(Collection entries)
□ □ □ □ □
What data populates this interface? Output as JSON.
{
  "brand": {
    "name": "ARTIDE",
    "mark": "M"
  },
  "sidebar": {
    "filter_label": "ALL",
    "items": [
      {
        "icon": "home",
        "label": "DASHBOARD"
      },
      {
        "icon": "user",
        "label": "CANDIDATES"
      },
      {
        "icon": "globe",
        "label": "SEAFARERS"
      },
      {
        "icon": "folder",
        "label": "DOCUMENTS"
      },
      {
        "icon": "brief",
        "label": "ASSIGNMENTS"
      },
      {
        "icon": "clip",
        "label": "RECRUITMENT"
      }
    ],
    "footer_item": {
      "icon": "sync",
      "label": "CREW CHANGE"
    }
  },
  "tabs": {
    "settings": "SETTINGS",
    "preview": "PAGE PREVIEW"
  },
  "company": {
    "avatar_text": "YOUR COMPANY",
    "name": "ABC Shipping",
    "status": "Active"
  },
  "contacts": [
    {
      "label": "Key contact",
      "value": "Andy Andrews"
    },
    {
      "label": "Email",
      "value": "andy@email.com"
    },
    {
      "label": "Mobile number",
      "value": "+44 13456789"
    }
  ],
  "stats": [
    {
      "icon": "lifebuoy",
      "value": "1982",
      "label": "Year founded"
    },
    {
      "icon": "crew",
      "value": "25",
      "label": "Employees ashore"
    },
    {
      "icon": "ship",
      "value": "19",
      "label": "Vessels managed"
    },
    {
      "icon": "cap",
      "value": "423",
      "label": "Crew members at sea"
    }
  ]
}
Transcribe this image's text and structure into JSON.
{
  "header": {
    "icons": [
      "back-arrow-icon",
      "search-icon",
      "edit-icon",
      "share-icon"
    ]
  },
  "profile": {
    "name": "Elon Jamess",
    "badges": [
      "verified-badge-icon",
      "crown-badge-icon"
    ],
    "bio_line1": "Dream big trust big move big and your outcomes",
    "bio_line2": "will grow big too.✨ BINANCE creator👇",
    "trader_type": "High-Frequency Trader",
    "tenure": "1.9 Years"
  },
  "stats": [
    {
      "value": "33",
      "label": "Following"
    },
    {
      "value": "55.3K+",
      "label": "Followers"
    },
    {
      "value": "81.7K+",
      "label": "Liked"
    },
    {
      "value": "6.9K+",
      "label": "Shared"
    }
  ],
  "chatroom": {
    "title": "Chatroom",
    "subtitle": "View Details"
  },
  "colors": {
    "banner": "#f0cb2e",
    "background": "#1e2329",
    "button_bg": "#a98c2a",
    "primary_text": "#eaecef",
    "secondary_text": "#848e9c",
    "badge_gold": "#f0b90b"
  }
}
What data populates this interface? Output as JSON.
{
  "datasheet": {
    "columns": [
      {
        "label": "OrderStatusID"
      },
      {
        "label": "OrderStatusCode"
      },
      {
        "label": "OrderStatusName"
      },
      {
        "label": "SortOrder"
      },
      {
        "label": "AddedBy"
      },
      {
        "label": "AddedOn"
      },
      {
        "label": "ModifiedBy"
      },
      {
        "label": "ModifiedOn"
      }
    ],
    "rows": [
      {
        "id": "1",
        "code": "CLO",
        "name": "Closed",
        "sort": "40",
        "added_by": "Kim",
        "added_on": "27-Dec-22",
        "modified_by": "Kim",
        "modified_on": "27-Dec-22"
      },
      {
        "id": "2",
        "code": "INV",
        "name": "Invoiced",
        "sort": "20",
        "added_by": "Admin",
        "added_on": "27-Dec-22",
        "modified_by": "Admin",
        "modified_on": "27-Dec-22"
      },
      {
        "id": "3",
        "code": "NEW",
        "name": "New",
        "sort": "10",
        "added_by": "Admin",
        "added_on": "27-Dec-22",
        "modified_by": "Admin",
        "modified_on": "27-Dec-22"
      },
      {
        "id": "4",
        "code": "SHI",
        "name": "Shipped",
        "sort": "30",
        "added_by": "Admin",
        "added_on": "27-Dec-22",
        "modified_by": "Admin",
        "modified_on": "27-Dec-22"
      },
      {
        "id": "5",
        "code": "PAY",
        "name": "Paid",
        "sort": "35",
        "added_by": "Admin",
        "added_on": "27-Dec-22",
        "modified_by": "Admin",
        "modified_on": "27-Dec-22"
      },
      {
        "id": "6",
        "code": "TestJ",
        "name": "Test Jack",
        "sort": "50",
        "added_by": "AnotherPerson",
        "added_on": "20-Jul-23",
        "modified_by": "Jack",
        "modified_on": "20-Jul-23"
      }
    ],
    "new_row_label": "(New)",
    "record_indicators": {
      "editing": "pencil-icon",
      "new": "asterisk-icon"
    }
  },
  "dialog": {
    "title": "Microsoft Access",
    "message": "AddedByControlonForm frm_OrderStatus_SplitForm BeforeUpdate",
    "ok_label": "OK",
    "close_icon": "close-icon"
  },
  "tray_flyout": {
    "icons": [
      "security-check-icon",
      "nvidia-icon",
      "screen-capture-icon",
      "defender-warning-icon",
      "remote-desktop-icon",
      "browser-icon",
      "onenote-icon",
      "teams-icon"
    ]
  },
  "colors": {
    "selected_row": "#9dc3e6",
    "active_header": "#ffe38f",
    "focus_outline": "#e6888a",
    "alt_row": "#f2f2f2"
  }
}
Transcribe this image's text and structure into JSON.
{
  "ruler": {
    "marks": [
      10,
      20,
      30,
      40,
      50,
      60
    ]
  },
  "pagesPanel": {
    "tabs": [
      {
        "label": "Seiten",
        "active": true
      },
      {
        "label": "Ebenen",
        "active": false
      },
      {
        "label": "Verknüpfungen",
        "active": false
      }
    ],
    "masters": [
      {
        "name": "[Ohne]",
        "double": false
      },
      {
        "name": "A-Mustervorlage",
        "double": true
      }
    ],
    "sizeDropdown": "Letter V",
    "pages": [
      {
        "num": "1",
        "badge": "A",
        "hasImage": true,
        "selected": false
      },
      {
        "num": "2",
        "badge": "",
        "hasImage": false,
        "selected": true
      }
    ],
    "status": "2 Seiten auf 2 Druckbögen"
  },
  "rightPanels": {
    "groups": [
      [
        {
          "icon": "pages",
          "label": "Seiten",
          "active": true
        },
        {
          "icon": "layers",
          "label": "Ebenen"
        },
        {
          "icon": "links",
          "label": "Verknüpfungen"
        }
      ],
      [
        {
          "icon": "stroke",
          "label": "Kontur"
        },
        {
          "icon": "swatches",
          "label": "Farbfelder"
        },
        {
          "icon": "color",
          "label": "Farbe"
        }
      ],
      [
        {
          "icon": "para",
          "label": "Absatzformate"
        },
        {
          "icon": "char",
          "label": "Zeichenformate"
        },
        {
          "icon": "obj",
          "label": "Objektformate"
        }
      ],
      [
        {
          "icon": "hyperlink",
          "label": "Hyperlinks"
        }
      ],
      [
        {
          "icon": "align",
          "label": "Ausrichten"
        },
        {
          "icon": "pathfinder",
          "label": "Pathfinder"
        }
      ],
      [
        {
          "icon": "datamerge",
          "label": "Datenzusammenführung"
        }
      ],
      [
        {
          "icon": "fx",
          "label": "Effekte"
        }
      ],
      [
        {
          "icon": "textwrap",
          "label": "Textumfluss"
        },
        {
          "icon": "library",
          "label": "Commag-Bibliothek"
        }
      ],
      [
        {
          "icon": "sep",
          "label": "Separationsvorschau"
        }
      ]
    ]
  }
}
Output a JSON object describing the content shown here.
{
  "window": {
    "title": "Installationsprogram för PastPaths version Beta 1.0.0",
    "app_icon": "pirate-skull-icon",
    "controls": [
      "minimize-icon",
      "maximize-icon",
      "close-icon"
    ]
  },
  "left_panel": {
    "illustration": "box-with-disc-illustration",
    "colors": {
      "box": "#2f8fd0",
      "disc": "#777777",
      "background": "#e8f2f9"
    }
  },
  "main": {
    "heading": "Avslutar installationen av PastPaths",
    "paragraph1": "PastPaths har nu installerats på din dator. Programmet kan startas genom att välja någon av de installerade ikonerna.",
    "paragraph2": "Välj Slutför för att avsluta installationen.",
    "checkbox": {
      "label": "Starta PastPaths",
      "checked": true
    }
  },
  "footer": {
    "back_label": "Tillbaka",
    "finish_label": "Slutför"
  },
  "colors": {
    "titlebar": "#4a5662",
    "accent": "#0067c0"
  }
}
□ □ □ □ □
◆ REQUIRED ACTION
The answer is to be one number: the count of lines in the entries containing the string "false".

◆ OUTPUT
5